Indeed, shit happened. He dilly dallied in his semi-final against Murray, and won in five sets. It was played over two days because of rain delay (if he’d won the third set, he’d have been done, through to the final, and resting). This makes no sense. Part of Djokovic I don’t understand. Coming into last week’s French final, he was 8-7 in major finals. He’d blown some easy wins already, imho. He lost to Murray in a US Open final that was just obscene. Murray is not in the same class. Marathon match that ends with Murray the victor.
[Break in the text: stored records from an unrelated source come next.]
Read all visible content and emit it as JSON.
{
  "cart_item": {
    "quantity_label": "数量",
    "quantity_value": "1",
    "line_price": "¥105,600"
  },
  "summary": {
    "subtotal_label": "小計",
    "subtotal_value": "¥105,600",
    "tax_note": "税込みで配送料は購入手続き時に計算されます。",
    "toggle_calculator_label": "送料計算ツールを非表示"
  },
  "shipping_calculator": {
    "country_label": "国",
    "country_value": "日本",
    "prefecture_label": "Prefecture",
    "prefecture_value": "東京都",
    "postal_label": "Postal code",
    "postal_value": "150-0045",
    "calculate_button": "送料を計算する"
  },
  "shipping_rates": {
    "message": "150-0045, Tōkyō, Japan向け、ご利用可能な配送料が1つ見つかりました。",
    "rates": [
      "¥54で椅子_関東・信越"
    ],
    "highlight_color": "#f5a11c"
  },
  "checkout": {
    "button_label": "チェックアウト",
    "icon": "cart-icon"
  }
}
Blew that one (although one of my childhood favorites, Ivan Lendl, was coaching Murray at the time, which made me almost pull for him; of course, Murray has since fired him which makes as much sense as the Scots game). Djokovic also choked against Nadal on this very clay in a semi-final in 2013 (he ran into the net on a huge pivotal point that pretty much secured that loss) and a final in 2014 (his passivity at times is mind-boggling). Unreal. So he has this going for him, a refined ability to fail at these critical moments.
To make a long story short, he got into a bare knuckle brawl with Stan (the man or Stanimal) Wawrinka and it didn’t go well for the Serb. The Swiss won his second major in 4 pretty decisive sets (he beat-up Nadal in the Australian Open in 2014). Stan has been playing beneath Roger’s wing for a long time. I love Stan’s game; his style is classic, the most lethal single-handed back hand in the game. So watching him destroy Djokovic was bitter-sweet. On the one hand, I like Stan; on the other hand, I like historical moments, how greatness manifests itself in competition, the rise and fall of dynasties, etc. This was Djokovic’s opportunity to seize control of the game. His passive (was he tired?) strategy against the hard charging Swiss was baffling to watch. And that’s the complication here. This was no fluke; congrats to Stan. We might say this was more about Wawrinka. The problem there is that he’s 30, so sure he’s a worthy champion (no argument there – I’m a big fan), but a Djokovic win had enormous historical implications. That’s just an objective truth.
We will continue to watch Djokovic’s very impressive journey; he has much, I would hope, championship tennis still to play. Be that as it may, his place in the game seems, for now, to be amongst that second-tier, with the likes of McEnroe, Borg, Conners, and Lendl (Ha! there is no shame in that, I concede). Yes, certainly, no shame at all in this; but Roland Garros 2015 was an incredibly historical opportunity. This would’ve undoubtedly added to the enormity of championship character in the sport, to the discussion of all-time greats, to the sport’s athletic stratification debate. Perhaps it was just too good to be true.